The union said that ‘managers are just as concerned at the low levels of pay, the attacks on pensions, and about job security, as any other member of staff; as a manager you have the same voting rights in any trade union ballot, and remember: managers are just as free to take action as any other member of the union’.
Meanwhile, the union has told members that they do not need to tell HMRC that they will not be working during the strike on Budget day at 15 March.
PCS has been made aware of at least two lines of business that have asked members to inform the department whether they intend to strike or not, including asking members to contact the department on the actual day of the strike.
PCS wants to be completely clear on this point, telling members that ‘there is no obligation on your part to contact your employer to let them know that you will be striking, either in advance or on the day itself. In fact, PCS strongly suggests that you do not contact them in this way’.
Normal practice is for staff to record the fact that you have been on strike, at the first opportunity after the strike and when you return to work.
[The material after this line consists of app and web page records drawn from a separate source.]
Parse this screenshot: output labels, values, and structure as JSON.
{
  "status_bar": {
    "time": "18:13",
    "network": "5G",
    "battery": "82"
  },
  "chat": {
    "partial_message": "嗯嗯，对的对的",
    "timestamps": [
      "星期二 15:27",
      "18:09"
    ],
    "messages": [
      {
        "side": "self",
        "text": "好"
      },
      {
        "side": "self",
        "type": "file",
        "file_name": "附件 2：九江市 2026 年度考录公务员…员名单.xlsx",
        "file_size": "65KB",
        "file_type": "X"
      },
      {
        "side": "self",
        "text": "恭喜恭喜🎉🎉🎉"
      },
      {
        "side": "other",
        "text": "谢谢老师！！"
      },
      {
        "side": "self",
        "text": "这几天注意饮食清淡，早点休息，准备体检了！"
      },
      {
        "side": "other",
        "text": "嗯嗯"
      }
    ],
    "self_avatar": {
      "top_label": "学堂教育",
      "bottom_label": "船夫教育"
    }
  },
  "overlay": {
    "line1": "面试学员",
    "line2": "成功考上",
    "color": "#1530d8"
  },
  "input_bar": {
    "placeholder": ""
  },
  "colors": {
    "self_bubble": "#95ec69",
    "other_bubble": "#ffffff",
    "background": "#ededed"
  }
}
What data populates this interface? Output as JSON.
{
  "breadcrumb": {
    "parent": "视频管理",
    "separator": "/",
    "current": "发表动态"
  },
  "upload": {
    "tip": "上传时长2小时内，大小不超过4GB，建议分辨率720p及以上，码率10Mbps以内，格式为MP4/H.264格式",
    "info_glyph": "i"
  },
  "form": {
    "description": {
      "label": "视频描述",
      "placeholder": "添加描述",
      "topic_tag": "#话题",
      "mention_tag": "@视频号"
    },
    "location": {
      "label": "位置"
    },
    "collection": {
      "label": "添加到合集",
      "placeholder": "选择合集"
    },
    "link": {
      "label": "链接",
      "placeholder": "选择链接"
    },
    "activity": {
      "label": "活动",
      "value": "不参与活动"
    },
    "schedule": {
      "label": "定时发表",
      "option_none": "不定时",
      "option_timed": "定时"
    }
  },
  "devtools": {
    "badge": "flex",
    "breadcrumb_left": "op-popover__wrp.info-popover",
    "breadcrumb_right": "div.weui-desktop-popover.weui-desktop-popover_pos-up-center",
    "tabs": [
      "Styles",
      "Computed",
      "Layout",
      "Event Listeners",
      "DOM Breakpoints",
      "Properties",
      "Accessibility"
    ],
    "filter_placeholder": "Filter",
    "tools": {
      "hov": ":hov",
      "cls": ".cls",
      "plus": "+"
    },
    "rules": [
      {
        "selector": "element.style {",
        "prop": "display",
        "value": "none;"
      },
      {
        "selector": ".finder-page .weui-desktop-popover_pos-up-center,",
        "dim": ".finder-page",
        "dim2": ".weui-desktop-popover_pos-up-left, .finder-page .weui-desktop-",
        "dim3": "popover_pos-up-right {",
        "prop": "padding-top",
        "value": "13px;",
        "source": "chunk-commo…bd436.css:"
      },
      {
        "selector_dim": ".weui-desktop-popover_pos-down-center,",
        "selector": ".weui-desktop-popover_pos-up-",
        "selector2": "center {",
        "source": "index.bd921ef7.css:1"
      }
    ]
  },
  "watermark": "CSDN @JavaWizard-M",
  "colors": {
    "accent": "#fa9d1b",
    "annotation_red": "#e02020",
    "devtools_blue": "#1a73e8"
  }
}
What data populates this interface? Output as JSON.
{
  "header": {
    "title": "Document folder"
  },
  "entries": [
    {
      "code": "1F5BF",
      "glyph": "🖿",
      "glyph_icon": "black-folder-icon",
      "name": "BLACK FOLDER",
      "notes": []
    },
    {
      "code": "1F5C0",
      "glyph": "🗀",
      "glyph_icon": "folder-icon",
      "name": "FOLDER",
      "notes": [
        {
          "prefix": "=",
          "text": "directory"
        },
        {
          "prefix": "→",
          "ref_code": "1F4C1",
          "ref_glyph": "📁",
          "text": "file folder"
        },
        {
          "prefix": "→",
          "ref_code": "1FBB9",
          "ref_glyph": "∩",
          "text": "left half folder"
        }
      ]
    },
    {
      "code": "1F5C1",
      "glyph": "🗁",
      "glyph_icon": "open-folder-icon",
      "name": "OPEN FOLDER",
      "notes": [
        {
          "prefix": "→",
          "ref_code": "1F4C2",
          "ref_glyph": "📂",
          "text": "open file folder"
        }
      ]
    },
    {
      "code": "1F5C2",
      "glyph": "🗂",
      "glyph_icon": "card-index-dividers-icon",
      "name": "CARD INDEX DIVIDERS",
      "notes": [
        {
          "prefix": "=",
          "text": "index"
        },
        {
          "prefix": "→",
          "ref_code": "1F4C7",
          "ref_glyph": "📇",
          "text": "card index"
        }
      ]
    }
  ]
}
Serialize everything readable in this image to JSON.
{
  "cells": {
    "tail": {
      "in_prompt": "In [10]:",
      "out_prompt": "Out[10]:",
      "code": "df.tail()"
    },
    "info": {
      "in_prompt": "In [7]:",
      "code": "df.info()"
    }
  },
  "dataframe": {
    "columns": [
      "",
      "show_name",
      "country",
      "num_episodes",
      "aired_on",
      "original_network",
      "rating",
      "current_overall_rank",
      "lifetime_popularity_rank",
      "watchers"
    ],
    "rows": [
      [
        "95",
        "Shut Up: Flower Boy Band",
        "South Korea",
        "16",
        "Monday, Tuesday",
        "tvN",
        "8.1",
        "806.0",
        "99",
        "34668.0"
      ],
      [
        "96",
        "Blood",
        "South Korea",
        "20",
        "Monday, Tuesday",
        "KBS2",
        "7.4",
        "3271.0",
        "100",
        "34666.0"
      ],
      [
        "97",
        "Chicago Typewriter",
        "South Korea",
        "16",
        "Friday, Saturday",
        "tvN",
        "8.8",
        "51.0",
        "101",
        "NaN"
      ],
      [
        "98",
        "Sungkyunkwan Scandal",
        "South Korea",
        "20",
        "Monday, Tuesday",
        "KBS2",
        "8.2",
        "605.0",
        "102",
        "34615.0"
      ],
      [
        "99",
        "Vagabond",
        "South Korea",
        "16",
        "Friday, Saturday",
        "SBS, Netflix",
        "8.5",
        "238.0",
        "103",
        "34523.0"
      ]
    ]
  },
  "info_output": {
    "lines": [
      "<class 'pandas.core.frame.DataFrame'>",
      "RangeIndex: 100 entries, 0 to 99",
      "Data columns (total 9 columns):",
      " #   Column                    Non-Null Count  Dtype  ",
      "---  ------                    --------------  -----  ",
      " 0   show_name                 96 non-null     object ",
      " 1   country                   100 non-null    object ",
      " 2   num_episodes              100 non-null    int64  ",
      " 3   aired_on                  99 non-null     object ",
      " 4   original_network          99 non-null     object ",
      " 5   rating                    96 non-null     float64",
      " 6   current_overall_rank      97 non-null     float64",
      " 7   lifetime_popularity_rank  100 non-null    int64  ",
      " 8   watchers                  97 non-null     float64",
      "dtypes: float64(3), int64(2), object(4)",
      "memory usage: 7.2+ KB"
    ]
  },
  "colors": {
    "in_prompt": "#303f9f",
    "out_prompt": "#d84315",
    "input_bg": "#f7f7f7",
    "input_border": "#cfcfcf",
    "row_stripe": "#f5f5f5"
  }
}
PCS recommends that strikers maintain this approach.
HMRC workers will not be paid on the strike day but the union does operate a group hardship fund to assist members who have taken industrial action and are suffering particular financial hardship.
‘It is not strike pay, and the usual amount that can be paid to successful applicants is roughly £30, to maximise our ability to help members from a limited pot of money,’ the PCS said. ‘Each application will be looked at in its own right; and we may be able to pay more, if cases merit this.’